So, there are things obviously that we change, but the things I know are true, I am not changing. I’m not changing because I know in the long run, if you continue to nurture those things, water those things, fertilize those things, the roots grow stronger and at some point, it will break through.

Q. But are you lacking a voice that’s been in your shoes that you can go to in the building? (Jeff McLane)

NICK SIRIANNI: No, I don’t believe so. I don’t believe so. I have great people that I can talk to. There’s no secret. I talk to [Colts Head Coach] Frank [Reich]. I go through a rough patch, I talk to Frank [Reich]. My dad’s been a coach forever, I talk to him. My brother’s been a coach forever, I talk to him. [Raiders Defensive Coordinator] Gus Bradley’s been a coach, I get to talk to him.

These guys that I have at my – I don’t want to say disposal. These guys – every time Frank Reich sends me a message and it’s audio voice, I’m like this guy is unbelievable. He still takes the time to mentor me and to be a guy that I still look up to. And I have those around the league, and I have those outside of the league.

Q. They’re not in the building. (Jeff McLane)

NICK SIRIANNI: They’re not in the building, you’re right. But I can call them when I need to call them and be able to talk through things with them when I need to talk through things with them. I’m very confident in that. I’m very confident in the people I have in my corner. I’m very confident in all the resources I have and the way I can get in touch with them.

Q. If you look at your scoring this year, nearly half your points are in the fourth quarter. What do you make of that? (Zach Berman)
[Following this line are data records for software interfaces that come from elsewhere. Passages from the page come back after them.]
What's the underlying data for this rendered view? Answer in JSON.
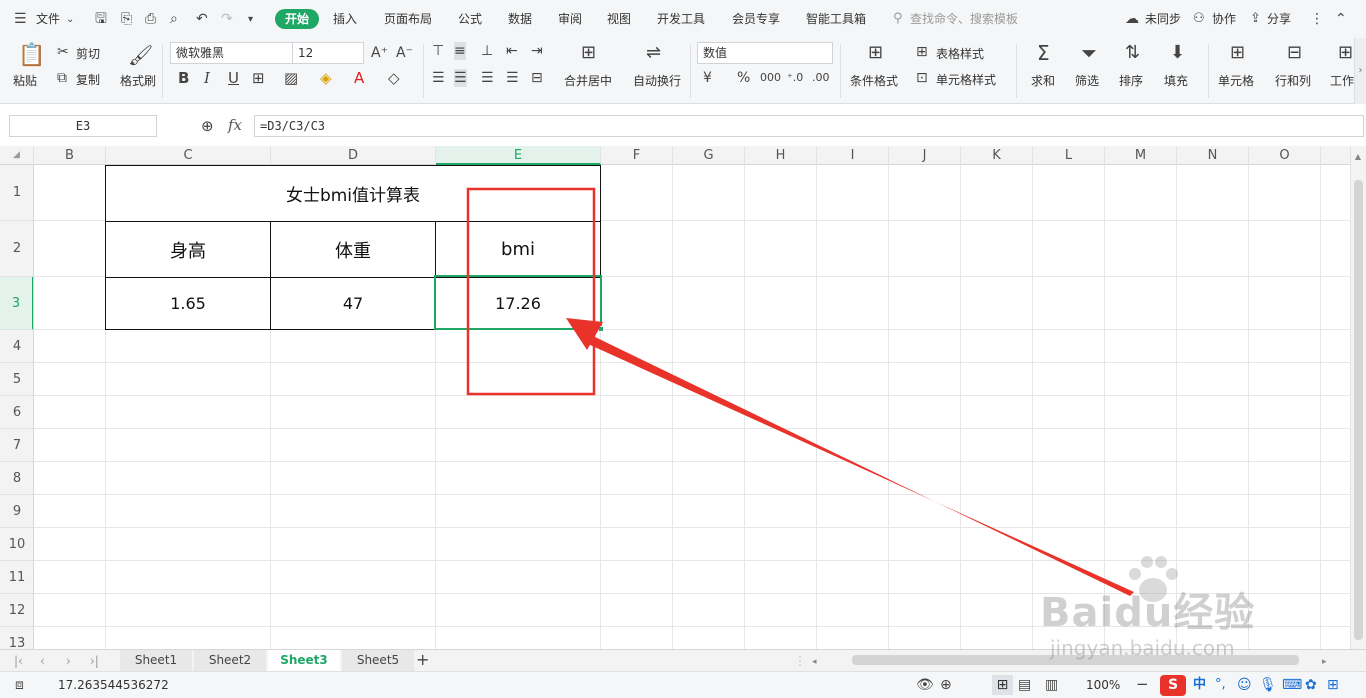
{
  "menubar": {
    "file": "文件",
    "tabs": [
      "开始",
      "插入",
      "页面布局",
      "公式",
      "数据",
      "审阅",
      "视图",
      "开发工具",
      "会员专享",
      "智能工具箱"
    ],
    "search_placeholder": "查找命令、搜索模板",
    "sync": "未同步",
    "collab": "协作",
    "share": "分享"
  },
  "ribbon": {
    "paste": "粘贴",
    "cut": "剪切",
    "copy": "复制",
    "format_painter": "格式刷",
    "font_name": "微软雅黑",
    "font_size": "12",
    "merge_center": "合并居中",
    "wrap_text": "自动换行",
    "number_format": "数值",
    "cond_format": "条件格式",
    "table_style": "表格样式",
    "cell_style": "单元格样式",
    "sum": "求和",
    "filter": "筛选",
    "sort": "排序",
    "fill": "填充",
    "cell": "单元格",
    "row_col": "行和列",
    "worksheet": "工作"
  },
  "formula_bar": {
    "name_box": "E3",
    "fx": "fx",
    "formula": "=D3/C3/C3"
  },
  "columns": [
    "B",
    "C",
    "D",
    "E",
    "F",
    "G",
    "H",
    "I",
    "J",
    "K",
    "L",
    "M",
    "N",
    "O"
  ],
  "rows": [
    "1",
    "2",
    "3",
    "4",
    "5",
    "6",
    "7",
    "8",
    "9",
    "10",
    "11",
    "12",
    "13"
  ],
  "table": {
    "title": "女士bmi值计算表",
    "headers": [
      "身高",
      "体重",
      "bmi"
    ],
    "values": [
      "1.65",
      "47",
      "17.26"
    ]
  },
  "sheets": [
    "Sheet1",
    "Sheet2",
    "Sheet3",
    "Sheet5"
  ],
  "active_sheet": "Sheet3",
  "status": {
    "value": "17.263544536272",
    "zoom": "100%"
  },
  "watermark": {
    "brand": "Baidu经验",
    "url": "jingyan.baidu.com"
  },
  "colors": {
    "accent": "#1fa766",
    "annotation": "#e8322a"
  }
}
NICK SIRIANNI: Again, we’ve got to be able to start fast. I think we’ve been good – I saw a stat the other day. I thought we started – our first quarter scoring, we’re in the top five or top ten. So, there’s this middle gap where we’re stalling out.

What I make of that is offense. This is what – again, I’m telling you guys some things that I tell the team, right? To me, in that game the other day too, like we were having these drives that stall out. Why do they stall out? Well, we had a turnover on – we had two turnovers, right? That’s not why the drive stalled out because that was the first play of the drive and it was the last play of the drive after a long drive.

But it was like we were in a third and three two times. So, we were in a third and three two times, and we got silly penalties, right, that put us in a third and eight. That’s a lot harder. Can we convert third and eights? Of course, we can convert third and eights. But it’s a lot harder to convert third and eights than it is third and three. So, it’s those little things.

Now, we’ve gotten better on penalties as the year has gone. We were the most penalized team and I still think we’re the most penalized team, but the last two weeks we’ve been the least penalized team. It’s those – in the offense, it’s the consistency, right? It’s the consistency of playing in the first quarter and playing in the fourth quarter and playing like that in the middle so drives don’t stall out. Again, I do feel like we’re moving the ball and then you get to a point, and it stalls out.

Well, what happens? Well, a drop could happen, or a mental error could happen, or a penalty could happen, or a minus play could happen. Those are all things that put you behind that we really account for and what we’ve talked about before, our 85 percent rule, that puts you behind. We didn’t hit our 85 percent rule– I thought we did some good things on offense this week, but we didn’t hit the 85 percent rule and you can always look at that like, ‘That’s why we stalled there in this middle of it.’